WORK REQUIRED — Write out all of the data again, precisely as it appears.

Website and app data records
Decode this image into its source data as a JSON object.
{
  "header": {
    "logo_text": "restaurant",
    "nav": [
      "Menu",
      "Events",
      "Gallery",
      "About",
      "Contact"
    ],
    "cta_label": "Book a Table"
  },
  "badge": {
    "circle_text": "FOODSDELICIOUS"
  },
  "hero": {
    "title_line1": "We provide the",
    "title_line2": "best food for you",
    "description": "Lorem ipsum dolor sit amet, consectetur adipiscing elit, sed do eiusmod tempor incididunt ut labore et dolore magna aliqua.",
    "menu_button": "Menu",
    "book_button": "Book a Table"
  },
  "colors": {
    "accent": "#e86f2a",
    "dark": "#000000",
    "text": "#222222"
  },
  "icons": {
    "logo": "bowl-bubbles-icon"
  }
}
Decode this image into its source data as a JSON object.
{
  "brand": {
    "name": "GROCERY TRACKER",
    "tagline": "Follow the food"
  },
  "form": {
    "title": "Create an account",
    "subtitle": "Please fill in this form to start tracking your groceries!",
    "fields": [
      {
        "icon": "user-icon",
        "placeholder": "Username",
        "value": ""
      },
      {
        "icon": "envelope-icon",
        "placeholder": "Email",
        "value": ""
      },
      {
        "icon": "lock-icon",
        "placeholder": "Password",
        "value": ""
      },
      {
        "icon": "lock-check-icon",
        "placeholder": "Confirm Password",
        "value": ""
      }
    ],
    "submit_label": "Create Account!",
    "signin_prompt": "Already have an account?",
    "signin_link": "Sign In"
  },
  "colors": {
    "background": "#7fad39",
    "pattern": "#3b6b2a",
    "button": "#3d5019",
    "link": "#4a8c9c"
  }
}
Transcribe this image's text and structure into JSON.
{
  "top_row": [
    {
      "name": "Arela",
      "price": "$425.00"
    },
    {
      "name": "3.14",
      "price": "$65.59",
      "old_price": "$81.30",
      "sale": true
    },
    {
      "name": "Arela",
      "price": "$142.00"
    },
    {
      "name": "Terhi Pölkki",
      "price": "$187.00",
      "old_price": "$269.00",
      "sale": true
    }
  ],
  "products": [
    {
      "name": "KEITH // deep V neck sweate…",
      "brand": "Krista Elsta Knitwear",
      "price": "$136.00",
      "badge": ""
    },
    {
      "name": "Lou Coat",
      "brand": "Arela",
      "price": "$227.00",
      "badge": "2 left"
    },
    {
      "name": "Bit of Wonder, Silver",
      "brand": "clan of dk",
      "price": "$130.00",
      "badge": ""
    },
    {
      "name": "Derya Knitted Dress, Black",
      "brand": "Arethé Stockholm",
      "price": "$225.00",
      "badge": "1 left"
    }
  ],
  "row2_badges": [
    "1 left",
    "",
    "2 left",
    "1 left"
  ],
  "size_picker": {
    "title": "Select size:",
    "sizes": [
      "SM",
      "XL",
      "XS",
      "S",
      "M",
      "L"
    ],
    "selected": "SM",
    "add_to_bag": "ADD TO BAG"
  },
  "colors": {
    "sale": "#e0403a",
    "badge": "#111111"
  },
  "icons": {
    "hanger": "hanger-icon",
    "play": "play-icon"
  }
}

TASK ANSWER —
Decode this image into its source data as a JSON object.
{
  "header": {
    "logo_text": "restaurant",
    "nav": [
      "Menu",
      "Events",
      "Gallery",
      "About",
      "Contact"
    ],
    "cta_label": "Book a Table"
  },
  "badge": {
    "circle_text": "FOODSDELICIOUS"
  },
  "hero": {
    "title_line1": "We provide the",
    "title_line2": "best food for you",
    "description": "Lorem ipsum dolor sit amet, consectetur adipiscing elit, sed do eiusmod tempor incididunt ut labore et dolore magna aliqua.",
    "menu_button": "Menu",
    "book_button": "Book a Table"
  },
  "colors": {
    "accent": "#e86f2a",
    "dark": "#000000",
    "text": "#222222"
  },
  "icons": {
    "logo": "bowl-bubbles-icon"
  }
}
Decode this image into its source data as a JSON object.
{
  "brand": {
    "name": "GROCERY TRACKER",
    "tagline": "Follow the food"
  },
  "form": {
    "title": "Create an account",
    "subtitle": "Please fill in this form to start tracking your groceries!",
    "fields": [
      {
        "icon": "user-icon",
        "placeholder": "Username",
        "value": ""
      },
      {
        "icon": "envelope-icon",
        "placeholder": "Email",
        "value": ""
      },
      {
        "icon": "lock-icon",
        "placeholder": "Password",
        "value": ""
      },
      {
        "icon": "lock-check-icon",
        "placeholder": "Confirm Password",
        "value": ""
      }
    ],
    "submit_label": "Create Account!",
    "signin_prompt": "Already have an account?",
    "signin_link": "Sign In"
  },
  "colors": {
    "background": "#7fad39",
    "pattern": "#3b6b2a",
    "button": "#3d5019",
    "link": "#4a8c9c"
  }
}
Transcribe this image's text and structure into JSON.
{
  "top_row": [
    {
      "name": "Arela",
      "price": "$425.00"
    },
    {
      "name": "3.14",
      "price": "$65.59",
      "old_price": "$81.30",
      "sale": true
    },
    {
      "name": "Arela",
      "price": "$142.00"
    },
    {
      "name": "Terhi Pölkki",
      "price": "$187.00",
      "old_price": "$269.00",
      "sale": true
    }
  ],
  "products": [
    {
      "name": "KEITH // deep V neck sweate…",
      "brand": "Krista Elsta Knitwear",
      "price": "$136.00",
      "badge": ""
    },
    {
      "name": "Lou Coat",
      "brand": "Arela",
      "price": "$227.00",
      "badge": "2 left"
    },
    {
      "name": "Bit of Wonder, Silver",
      "brand": "clan of dk",
      "price": "$130.00",
      "badge": ""
    },
    {
      "name": "Derya Knitted Dress, Black",
      "brand": "Arethé Stockholm",
      "price": "$225.00",
      "badge": "1 left"
    }
  ],
  "row2_badges": [
    "1 left",
    "",
    "2 left",
    "1 left"
  ],
  "size_picker": {
    "title": "Select size:",
    "sizes": [
      "SM",
      "XL",
      "XS",
      "S",
      "M",
      "L"
    ],
    "selected": "SM",
    "add_to_bag": "ADD TO BAG"
  },
  "colors": {
    "sale": "#e0403a",
    "badge": "#111111"
  },
  "icons": {
    "hanger": "hanger-icon",
    "play": "play-icon"
  }
}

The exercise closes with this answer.